_Work instructions:_ Below are entries to reproduce exactly, apart from their pictures.

_Extracted material:_
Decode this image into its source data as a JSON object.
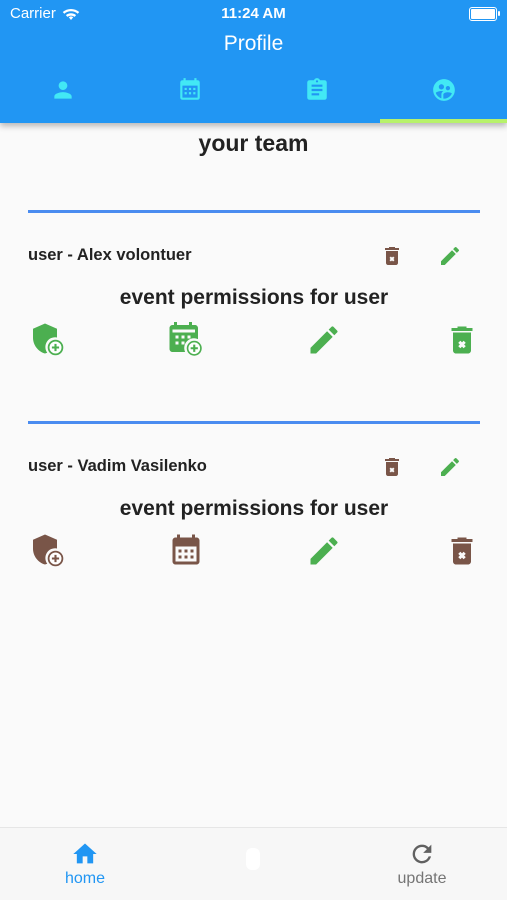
{
  "status_bar": {
    "carrier": "Carrier",
    "time": "11:24 AM"
  },
  "app_bar": {
    "title": "Profile",
    "tabs": [
      {
        "icon": "person-icon",
        "active": false
      },
      {
        "icon": "calendar-icon",
        "active": false
      },
      {
        "icon": "clipboard-icon",
        "active": false
      },
      {
        "icon": "team-icon",
        "active": true
      }
    ]
  },
  "main": {
    "title": "your team",
    "members": [
      {
        "label": "user - Alex volontuer",
        "permissions_title": "event permissions for user"
      },
      {
        "label": "user - Vadim Vasilenko",
        "permissions_title": "event permissions for user"
      }
    ]
  },
  "bottom_nav": {
    "home_label": "home",
    "update_label": "update"
  },
  "colors": {
    "primary": "#2196f3",
    "tab_indicator": "#b7f26b",
    "divider": "#4a8cf0",
    "green": "#4caf50",
    "brown": "#795548",
    "tab_icon": "#42e8f5"
  }
}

_Task output:_
Decode this image into its source data as a JSON object.
{
  "status_bar": {
    "carrier": "Carrier",
    "time": "11:24 AM"
  },
  "app_bar": {
    "title": "Profile",
    "tabs": [
      {
        "icon": "person-icon",
        "active": false
      },
      {
        "icon": "calendar-icon",
        "active": false
      },
      {
        "icon": "clipboard-icon",
        "active": false
      },
      {
        "icon": "team-icon",
        "active": true
      }
    ]
  },
  "main": {
    "title": "your team",
    "members": [
      {
        "label": "user - Alex volontuer",
        "permissions_title": "event permissions for user"
      },
      {
        "label": "user - Vadim Vasilenko",
        "permissions_title": "event permissions for user"
      }
    ]
  },
  "bottom_nav": {
    "home_label": "home",
    "update_label": "update"
  },
  "colors": {
    "primary": "#2196f3",
    "tab_indicator": "#b7f26b",
    "divider": "#4a8cf0",
    "green": "#4caf50",
    "brown": "#795548",
    "tab_icon": "#42e8f5"
  }
}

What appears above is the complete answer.